Why do I write what I do? Like Jess, I believe that everyone has a story. Everyone. Whether I’m writing for Cassy, interviewing someone for the local newspaper, or writing an essay, it’s a story unfolding before me, and because I am a writer, I’m in the unique position of being able to find words for each person’s story.
How does my writing process work? I need to let ideas “stew” before I sit down to write, otherwise my writing feels forced. Sometimes I practice avoidance tactics before I start – clear off my desk, look out the window, crack open another Diet Pepsi – then finally glue my butt to the chair and get to work. Honestly, my humorous essays are the easiest to write – they often come tumbling out, and before I know it, I’ve got a few pages down, so it’s easy to like that work. Then I start weeding, pulling out words and phrases that don’t add to the story. More on that here…
Feedback has also been tremendously valuable. A couple months ago, Jess offered to beta read for me. I sent her copies of several humorous essays, which she critiqued. It really opened my eyes and made me realize that what I viewed as a developed essay needed more depth and detail.
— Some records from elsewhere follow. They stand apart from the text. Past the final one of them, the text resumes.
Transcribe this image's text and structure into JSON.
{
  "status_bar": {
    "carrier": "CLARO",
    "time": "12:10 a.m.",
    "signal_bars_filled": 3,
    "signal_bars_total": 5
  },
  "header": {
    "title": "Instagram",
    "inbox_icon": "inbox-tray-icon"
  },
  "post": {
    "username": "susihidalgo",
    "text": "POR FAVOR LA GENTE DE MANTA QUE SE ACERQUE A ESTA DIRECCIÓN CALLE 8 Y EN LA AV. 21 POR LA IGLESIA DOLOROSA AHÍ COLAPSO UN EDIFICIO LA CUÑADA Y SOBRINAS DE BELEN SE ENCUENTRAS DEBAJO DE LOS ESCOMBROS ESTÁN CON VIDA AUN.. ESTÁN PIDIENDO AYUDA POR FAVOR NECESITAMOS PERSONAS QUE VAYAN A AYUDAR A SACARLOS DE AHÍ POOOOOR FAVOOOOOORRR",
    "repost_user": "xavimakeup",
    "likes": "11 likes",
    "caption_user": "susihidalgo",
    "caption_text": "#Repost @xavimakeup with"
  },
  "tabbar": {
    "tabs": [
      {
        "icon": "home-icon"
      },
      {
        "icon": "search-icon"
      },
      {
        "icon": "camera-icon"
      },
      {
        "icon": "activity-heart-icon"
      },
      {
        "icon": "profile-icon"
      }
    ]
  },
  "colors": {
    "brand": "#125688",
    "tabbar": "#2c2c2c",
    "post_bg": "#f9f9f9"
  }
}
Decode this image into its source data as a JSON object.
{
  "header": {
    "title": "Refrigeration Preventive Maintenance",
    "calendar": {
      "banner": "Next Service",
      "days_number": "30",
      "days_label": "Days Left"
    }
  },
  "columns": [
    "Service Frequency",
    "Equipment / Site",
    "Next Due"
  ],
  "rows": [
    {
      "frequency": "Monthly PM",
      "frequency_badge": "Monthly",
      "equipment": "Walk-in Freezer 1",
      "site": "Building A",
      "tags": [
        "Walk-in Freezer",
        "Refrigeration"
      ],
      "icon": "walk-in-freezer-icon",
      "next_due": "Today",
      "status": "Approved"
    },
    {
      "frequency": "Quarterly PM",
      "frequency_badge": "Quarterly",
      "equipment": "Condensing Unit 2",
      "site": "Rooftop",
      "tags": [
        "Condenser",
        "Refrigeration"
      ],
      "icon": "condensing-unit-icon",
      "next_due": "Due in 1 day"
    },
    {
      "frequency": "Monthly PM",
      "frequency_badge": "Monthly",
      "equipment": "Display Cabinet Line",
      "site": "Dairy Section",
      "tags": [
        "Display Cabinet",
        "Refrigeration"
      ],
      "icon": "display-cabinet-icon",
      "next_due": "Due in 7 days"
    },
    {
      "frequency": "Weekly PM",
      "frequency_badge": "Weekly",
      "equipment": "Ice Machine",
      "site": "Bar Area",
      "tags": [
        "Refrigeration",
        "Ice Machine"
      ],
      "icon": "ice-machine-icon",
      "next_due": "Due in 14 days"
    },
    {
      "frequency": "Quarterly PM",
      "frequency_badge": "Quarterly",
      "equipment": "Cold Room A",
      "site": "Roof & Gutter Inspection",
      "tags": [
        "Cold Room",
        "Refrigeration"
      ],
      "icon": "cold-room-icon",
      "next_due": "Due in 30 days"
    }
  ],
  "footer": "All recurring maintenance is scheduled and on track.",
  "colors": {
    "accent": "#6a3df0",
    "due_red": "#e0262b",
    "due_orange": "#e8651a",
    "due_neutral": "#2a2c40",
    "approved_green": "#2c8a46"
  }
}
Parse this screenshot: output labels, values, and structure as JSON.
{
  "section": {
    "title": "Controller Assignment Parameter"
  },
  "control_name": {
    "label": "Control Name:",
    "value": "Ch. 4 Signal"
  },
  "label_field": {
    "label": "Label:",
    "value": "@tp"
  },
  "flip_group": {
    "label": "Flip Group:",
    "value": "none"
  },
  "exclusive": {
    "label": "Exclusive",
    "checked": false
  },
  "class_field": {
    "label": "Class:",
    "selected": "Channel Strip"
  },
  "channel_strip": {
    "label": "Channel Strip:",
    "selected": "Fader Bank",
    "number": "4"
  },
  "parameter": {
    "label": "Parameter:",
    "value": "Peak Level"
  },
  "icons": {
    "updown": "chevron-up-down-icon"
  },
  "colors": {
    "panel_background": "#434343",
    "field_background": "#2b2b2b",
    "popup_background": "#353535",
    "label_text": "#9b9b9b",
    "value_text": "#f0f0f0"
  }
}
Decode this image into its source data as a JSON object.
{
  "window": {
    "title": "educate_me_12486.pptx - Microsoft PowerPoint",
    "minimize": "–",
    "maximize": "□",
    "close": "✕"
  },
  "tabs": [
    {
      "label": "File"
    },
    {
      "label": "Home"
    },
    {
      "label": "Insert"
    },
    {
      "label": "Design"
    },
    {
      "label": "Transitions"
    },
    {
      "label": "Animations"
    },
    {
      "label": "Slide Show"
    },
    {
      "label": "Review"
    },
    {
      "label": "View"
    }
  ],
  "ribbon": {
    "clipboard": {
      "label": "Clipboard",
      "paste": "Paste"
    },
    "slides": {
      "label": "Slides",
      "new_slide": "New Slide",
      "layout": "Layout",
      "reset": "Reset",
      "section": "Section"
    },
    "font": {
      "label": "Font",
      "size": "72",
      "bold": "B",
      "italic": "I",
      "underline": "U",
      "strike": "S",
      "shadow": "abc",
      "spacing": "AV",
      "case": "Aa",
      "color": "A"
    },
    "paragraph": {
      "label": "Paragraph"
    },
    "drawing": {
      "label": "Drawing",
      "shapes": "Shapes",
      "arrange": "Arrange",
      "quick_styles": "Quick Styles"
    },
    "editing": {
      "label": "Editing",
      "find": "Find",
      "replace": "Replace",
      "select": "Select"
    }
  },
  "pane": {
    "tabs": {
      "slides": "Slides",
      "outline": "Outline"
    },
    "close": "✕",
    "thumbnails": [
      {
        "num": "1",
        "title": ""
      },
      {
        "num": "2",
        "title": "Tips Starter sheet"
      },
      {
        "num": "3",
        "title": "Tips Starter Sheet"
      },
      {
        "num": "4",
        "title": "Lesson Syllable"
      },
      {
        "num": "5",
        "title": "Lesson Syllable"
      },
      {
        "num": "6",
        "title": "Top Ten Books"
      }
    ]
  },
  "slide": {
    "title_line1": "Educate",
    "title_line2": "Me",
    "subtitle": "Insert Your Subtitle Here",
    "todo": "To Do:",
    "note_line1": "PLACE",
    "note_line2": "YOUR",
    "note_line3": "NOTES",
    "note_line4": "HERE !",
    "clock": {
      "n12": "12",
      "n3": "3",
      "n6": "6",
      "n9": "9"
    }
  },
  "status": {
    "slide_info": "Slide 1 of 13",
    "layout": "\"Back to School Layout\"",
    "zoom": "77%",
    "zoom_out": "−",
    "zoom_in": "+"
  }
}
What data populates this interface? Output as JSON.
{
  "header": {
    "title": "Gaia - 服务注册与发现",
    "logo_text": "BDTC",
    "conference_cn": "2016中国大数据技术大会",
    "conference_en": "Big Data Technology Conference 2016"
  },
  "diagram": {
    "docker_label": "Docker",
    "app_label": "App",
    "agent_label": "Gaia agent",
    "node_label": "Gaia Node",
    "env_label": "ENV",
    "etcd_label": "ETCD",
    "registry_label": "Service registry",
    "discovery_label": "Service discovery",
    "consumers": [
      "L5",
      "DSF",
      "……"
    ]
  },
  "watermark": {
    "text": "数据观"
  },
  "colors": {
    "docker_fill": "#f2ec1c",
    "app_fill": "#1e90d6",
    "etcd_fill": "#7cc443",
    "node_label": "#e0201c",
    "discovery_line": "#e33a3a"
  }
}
Her supportive critique has improved my work, and I keep many of Jess’s comments and questions in my head as I write new essays.
So there you have it! If they would like to participate, I tag the following writers whose work I admire: (If your schedules don’t allow it, or you’re not in the habit of participating like this, there’s no pressure from me to do so).
Susie Lindau at Susie Lindau’s Wild Ride – Her zany adventures always make me smile.
Barb Techel at Joyful Paws – Barb shares her experiences with living authentically.
Peter Mallett at Writing in Color – His website encourages other writers, and Peter’s always willing to offer support and advice.